I had on was a mesh short-sleeved baselayer that I normally wear in the
warmth of summer. My temperature was very comfortable, even on my arms,
where under the sleeves of the Gino my skin was exposed.
The Showers Pass Ultralight Wind Jacket ticks every box for staying warm
while dodging showers in the shoulder seasons. Light, trim-fitting, tiny
when packed and budget-friendly, it's hard to see how it could be improved
The Ultralight squishes into a stuff sack not much larger than my fist,
and disappears into any jersey pocket, awaiting the call to duty. The
Elite Wind Fabric is highly breathable while blocking wind, and the
durable water-repellent finish sheds light rain and drizzle. While the
Ultralight is not marketed as a waterproof, the combination of fabric and
DWR (durable water repellent) finish means after a few minutes under the
kitchen tap, water is still beading off with nothing getting through.
The Chapeau! Echelon Jacket brings together some really nice features
combined with good performance and an excellent fit, even if it looks a
little Star Trek-y.
One of the key points of judgement for the Echelon, as with any other
jacket, is how well it performs in bad conditions. Luckily, testing in the
UK in December means it's been put through its paces.

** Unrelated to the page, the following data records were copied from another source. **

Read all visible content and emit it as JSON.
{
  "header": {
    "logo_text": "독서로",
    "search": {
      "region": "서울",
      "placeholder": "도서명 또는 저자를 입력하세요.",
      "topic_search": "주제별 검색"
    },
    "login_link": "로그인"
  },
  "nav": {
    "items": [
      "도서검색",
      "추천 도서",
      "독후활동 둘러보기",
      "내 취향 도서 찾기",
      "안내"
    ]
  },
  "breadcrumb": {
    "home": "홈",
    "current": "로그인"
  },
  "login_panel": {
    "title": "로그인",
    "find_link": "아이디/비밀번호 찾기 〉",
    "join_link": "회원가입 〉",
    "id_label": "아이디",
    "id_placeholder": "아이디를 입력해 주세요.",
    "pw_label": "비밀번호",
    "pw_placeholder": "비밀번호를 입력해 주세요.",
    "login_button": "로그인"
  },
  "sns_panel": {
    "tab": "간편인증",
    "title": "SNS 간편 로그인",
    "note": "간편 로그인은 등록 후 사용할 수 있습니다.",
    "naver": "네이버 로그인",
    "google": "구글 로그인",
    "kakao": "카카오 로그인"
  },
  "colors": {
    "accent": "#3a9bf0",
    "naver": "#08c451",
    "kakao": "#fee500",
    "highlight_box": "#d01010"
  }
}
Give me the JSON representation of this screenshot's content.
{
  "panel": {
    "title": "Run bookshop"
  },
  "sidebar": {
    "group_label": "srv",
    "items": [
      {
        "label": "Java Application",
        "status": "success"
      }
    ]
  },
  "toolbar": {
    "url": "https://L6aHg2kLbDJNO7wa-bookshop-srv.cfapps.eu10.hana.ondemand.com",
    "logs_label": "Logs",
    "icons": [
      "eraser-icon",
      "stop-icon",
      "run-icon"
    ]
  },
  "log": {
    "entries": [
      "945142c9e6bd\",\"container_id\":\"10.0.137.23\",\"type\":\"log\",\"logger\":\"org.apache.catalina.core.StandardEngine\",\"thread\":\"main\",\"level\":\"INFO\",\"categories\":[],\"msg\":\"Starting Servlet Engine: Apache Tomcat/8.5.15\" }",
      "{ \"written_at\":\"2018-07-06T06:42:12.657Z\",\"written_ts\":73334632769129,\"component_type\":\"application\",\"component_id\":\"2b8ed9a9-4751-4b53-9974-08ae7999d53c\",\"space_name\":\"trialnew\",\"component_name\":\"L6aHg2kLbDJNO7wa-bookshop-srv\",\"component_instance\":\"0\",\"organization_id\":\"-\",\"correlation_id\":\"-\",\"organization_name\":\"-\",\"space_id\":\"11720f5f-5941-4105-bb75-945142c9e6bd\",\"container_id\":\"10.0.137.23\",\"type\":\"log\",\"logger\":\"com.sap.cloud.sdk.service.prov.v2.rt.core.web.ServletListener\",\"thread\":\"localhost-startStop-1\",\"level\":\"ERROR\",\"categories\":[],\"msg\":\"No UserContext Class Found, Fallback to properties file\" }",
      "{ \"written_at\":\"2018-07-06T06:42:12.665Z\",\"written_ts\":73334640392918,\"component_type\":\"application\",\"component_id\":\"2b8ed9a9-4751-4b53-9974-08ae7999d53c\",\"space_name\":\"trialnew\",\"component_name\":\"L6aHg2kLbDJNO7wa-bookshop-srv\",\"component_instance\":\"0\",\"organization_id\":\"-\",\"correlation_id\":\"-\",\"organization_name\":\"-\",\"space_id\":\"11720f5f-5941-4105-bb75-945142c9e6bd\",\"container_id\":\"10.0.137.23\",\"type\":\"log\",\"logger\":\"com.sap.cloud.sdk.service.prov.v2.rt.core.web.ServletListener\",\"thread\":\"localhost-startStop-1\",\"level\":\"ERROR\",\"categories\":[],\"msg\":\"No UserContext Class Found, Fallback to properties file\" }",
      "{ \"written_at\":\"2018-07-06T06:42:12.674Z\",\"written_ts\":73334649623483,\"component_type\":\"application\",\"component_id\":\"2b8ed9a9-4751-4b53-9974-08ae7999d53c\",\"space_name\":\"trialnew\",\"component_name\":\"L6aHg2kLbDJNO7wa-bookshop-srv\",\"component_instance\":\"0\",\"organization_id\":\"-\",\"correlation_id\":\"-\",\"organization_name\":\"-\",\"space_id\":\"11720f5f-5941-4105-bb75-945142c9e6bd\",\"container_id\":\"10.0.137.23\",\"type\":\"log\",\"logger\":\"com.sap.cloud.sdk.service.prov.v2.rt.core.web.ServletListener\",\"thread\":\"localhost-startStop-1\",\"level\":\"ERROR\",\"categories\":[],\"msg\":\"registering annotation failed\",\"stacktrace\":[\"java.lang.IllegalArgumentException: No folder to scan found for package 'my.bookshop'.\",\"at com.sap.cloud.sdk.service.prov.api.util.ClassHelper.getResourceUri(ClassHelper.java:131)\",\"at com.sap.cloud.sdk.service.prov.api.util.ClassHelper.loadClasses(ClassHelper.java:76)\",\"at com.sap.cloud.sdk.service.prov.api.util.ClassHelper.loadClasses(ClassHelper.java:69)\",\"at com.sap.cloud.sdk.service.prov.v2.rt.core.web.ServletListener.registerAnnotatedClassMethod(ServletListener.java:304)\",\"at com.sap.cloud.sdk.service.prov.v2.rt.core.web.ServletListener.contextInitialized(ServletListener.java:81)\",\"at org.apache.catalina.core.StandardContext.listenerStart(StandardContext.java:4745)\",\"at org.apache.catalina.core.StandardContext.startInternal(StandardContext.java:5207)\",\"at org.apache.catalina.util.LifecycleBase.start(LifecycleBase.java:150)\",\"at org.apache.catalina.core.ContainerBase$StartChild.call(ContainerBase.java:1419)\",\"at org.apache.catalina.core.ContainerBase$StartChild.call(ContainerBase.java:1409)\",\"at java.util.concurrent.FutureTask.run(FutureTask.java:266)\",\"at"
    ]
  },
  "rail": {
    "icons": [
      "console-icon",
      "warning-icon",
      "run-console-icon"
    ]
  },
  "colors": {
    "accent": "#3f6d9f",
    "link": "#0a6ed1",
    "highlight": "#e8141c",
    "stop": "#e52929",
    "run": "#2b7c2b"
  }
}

In terms of windproofing it works really well, with Chapeau! choosing a
fabric that kept even the fiercest wind off. I was really surprised by how
effective it was, simply because it is so thin – it can't be thicker than
a regular sheet of A4 paper, but managed to keep the wind off even in the
freezing cold. It is genuinely impressive.
The aim of road.cc buyer's guides is to give you the most, authoritative, objective and up-to-date buying advice. We continuously update and republish our guides, checking prices, availability and looking for the best deals.
Our guides include links to websites where you can buy the featured products. Like most sites we make a small amount of money if you buy something after clicking on one of those links. We want you to be happy with what you buy, so we only include a product in a if we think it's one of the best of its kind.
As far as possible that means recommending equipment that we have actually reviewed, but we also include products that are popular, highly-regarded benchmarks in their categories.
David has worked on the road.cc tech team since July 2012. Previously he was editor of Bikemagic.com and before that staff writer at RCUK. He's a seasoned cyclist of all disciplines, from road to mountain biking, touring to cyclo-cross, he only wishes he had time to ride them all. He's mildly competitive, though he'll never admit it, and is a frequent road racer but is too lazy to do really well. He currently resides in the Cotswolds.